START Data for this task

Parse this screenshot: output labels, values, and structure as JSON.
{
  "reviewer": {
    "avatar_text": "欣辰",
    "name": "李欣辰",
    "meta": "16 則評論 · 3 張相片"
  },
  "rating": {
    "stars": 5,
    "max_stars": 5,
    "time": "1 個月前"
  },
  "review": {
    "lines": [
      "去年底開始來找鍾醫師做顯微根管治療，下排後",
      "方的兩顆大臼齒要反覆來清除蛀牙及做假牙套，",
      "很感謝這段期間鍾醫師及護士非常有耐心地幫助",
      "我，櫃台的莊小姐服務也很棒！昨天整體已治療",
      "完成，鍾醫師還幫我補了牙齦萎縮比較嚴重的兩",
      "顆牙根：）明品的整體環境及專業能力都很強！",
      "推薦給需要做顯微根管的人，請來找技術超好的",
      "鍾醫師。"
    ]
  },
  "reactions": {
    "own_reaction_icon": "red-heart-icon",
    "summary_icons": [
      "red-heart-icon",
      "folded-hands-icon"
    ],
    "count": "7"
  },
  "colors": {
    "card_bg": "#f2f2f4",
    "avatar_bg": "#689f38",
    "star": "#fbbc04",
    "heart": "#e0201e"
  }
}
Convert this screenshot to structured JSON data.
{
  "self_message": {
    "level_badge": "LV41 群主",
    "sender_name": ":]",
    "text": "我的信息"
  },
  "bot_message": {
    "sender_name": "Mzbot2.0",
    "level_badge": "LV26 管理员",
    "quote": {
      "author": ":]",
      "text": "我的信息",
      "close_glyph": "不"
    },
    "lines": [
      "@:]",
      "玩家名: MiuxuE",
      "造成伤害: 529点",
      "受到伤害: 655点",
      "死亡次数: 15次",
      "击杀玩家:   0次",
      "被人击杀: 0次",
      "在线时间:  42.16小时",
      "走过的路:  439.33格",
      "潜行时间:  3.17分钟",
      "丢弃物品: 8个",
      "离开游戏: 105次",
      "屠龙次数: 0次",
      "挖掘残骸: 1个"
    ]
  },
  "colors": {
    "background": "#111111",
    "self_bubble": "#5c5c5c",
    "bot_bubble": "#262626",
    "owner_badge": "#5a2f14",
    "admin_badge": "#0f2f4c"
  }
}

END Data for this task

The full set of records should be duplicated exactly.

* _Exercise result_
Parse this screenshot: output labels, values, and structure as JSON.
{
  "reviewer": {
    "avatar_text": "欣辰",
    "name": "李欣辰",
    "meta": "16 則評論 · 3 張相片"
  },
  "rating": {
    "stars": 5,
    "max_stars": 5,
    "time": "1 個月前"
  },
  "review": {
    "lines": [
      "去年底開始來找鍾醫師做顯微根管治療，下排後",
      "方的兩顆大臼齒要反覆來清除蛀牙及做假牙套，",
      "很感謝這段期間鍾醫師及護士非常有耐心地幫助",
      "我，櫃台的莊小姐服務也很棒！昨天整體已治療",
      "完成，鍾醫師還幫我補了牙齦萎縮比較嚴重的兩",
      "顆牙根：）明品的整體環境及專業能力都很強！",
      "推薦給需要做顯微根管的人，請來找技術超好的",
      "鍾醫師。"
    ]
  },
  "reactions": {
    "own_reaction_icon": "red-heart-icon",
    "summary_icons": [
      "red-heart-icon",
      "folded-hands-icon"
    ],
    "count": "7"
  },
  "colors": {
    "card_bg": "#f2f2f4",
    "avatar_bg": "#689f38",
    "star": "#fbbc04",
    "heart": "#e0201e"
  }
}
Convert this screenshot to structured JSON data.
{
  "self_message": {
    "level_badge": "LV41 群主",
    "sender_name": ":]",
    "text": "我的信息"
  },
  "bot_message": {
    "sender_name": "Mzbot2.0",
    "level_badge": "LV26 管理员",
    "quote": {
      "author": ":]",
      "text": "我的信息",
      "close_glyph": "不"
    },
    "lines": [
      "@:]",
      "玩家名: MiuxuE",
      "造成伤害: 529点",
      "受到伤害: 655点",
      "死亡次数: 15次",
      "击杀玩家:   0次",
      "被人击杀: 0次",
      "在线时间:  42.16小时",
      "走过的路:  439.33格",
      "潜行时间:  3.17分钟",
      "丢弃物品: 8个",
      "离开游戏: 105次",
      "屠龙次数: 0次",
      "挖掘残骸: 1个"
    ]
  },
  "colors": {
    "background": "#111111",
    "self_bubble": "#5c5c5c",
    "bot_bubble": "#262626",
    "owner_badge": "#5a2f14",
    "admin_badge": "#0f2f4c"
  }
}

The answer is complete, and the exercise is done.